The green anaconda is one of the largest snake species, known for its massive size and aquatic lifestyle. These snakes can live for around 10 to 15 years in the wild, but their lifespan can be extended in captivity with proper care.
5. Indigo Snake (Drymarchon sp.)
Indigo snakes are non-venomous serpents known for their iridescent blue-black coloration. These snakes have a relatively long lifespan, often reaching 15 to 20 years in the wild. However, they face threats from habitat loss and collection for the pet trade.
Short-Lived Snake Species
1. Garter Snake (Thamnophis sp.)
Garter snakes are small to medium-sized serpents found in various habitats across North America. These snakes typically have a shorter lifespan compared to some other species, living around 2 to 5 years in the wild. However, in captivity, their lifespan can extend to 10 years or more.
2. Short-Tailed Snake (Lamprophis sp.)
Short-tailed snakes are a group of colubrid snakes known for their small size and diverse color patterns. These snakes often live around 5 to 8 years in the wild, but with proper care in captivity, they can live slightly longer.
3. Ringneck Snake (Diadophis punctatus)
Ringneck snakes are named for the distinct yellow or orange ring on the back of their neck. These small snakes have a relatively short lifespan, typically ranging from 2 to 5 years in the wild.
Factors Influencing Snake Lifespan
Several factors contribute to the wide range of lifespans observed among snake species:
1. Species and Genetics:

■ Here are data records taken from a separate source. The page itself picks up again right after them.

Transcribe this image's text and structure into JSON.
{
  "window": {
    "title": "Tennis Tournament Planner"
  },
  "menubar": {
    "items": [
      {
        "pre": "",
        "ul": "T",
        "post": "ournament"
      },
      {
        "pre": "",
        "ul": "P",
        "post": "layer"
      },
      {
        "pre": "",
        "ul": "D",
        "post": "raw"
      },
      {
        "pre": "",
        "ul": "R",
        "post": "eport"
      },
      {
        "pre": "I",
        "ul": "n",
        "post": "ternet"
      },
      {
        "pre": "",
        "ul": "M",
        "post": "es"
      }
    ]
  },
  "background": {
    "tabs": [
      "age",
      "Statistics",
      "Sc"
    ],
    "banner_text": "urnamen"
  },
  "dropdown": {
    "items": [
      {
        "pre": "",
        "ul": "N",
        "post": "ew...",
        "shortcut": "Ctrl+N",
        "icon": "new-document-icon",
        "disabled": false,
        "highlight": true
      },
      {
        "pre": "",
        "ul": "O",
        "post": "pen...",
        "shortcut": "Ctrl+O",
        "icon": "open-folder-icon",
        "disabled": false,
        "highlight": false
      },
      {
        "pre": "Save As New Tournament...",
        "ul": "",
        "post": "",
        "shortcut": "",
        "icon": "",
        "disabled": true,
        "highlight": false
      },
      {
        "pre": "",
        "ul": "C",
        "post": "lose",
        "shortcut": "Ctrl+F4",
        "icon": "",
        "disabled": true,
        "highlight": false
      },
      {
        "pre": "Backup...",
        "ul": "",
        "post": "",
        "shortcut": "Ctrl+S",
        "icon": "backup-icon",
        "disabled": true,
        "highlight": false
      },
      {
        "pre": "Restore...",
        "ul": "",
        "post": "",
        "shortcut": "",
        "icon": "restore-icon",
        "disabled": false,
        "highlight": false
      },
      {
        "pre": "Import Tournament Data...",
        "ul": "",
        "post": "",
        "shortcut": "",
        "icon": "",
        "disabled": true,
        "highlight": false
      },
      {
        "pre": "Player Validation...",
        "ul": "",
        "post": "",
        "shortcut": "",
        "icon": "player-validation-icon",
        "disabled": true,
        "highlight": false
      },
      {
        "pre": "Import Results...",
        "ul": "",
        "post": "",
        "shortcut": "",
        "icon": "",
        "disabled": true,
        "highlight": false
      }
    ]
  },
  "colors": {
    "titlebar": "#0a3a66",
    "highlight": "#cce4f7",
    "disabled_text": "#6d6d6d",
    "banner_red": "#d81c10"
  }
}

Different snake species have evolved with varying lifespans. Genetic factors play a crucial role in determining the potential longevity of an individual snake.
2. Diet and Nutrition:
Adequate nutrition is vital for a snake’s growth and overall health. Some species require specific diets to thrive, and the availability of suitable prey can influence their lifespan.
3. Habitat and Environment:
Snakes are adapted to diverse environments, from rainforests to deserts. Changes in habitat due to human activities, such as deforestation and pollution, can impact their survival and lifespan.
4. Predation and Threats:
Predators, disease, and human interactions pose threats to snakes. Those living in areas with high predation risk might have shorter lifespans due to increased mortality rates.
5. Human Impact:
Human activities, including habitat destruction, pollution, and the pet trade, can significantly affect snake populations. Some species are more vulnerable to these impacts than others.
Captive vs. Wild Lifespans
It’s important to note that the lifespans of snakes in captivity can differ from those in the wild. In captivity, snakes are often protected from predators, have access to consistent food sources, and receive veterinary care, all of which can contribute to longer lifespans. Conversely, in the wild, they face natural challenges that can limit their survival.
The Role of Conservation
As habitats continue to be threatened and snake populations decline due to human activities, conservation efforts are crucial to preserving these fascinating creatures. Many snake species play essential roles in ecosystems, helping to control rodent populations and maintaining ecological balance. By understanding their lifespans and addressing the factors that impact them, we can better protect these vital members of our natural world.